Do you have aching, creeping, crawling, or prickling sensations in your legs when you lie down or sit still? Those are the classic symptoms of a common disorder called restless legs syndrome.
An estimated 5% to 15% of adults have restless legs syndrome (RLS), and up to 19% of pregnant women develop RLS symptoms during pregnancy. Restless legs syndrome does not cause serious health problems, but can interfere with sleep and lead to severe fatigue. Here are tips for a symptom-free lifestyle.
The typical night terror episode usually begins approximately 90 minutes after falling asleep. The child sits up in bed and screams, appearing awake but is confused, disoriented, and unresponsive to stimuli. Although the child seems to be awake, the child does not seem to be aware of the parents' presence and usually does not talk. The child may thrash around in bed and does not respond to comforting by the parents.

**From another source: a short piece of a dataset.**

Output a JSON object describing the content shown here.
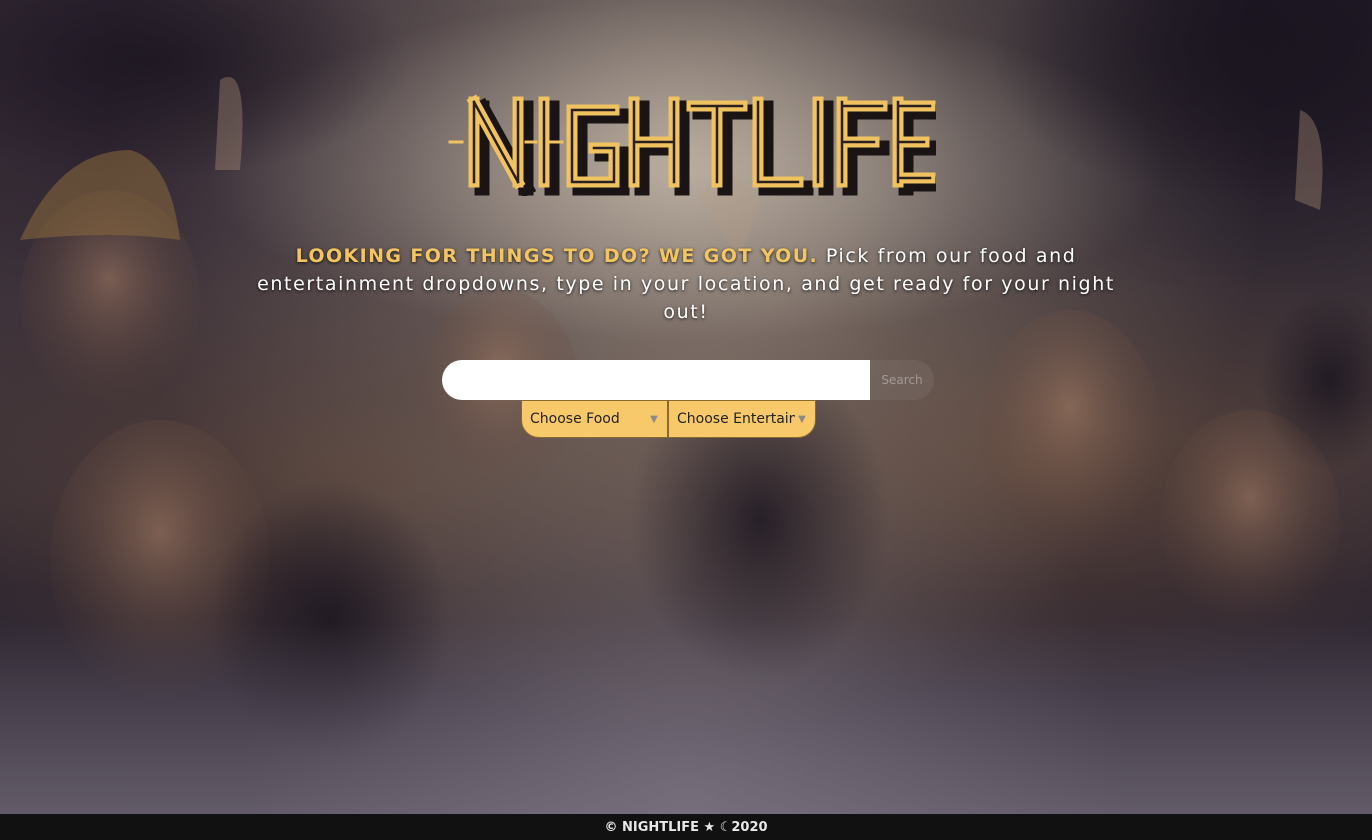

Most episodes last one to two minutes, but they may last up to 30 minutes before the child relaxes and returns to normal sleep.
If the child does awaken during a night terror, only small pieces of the episode may be recalled. Usually, the child does not remember the episode upon waking in the morning.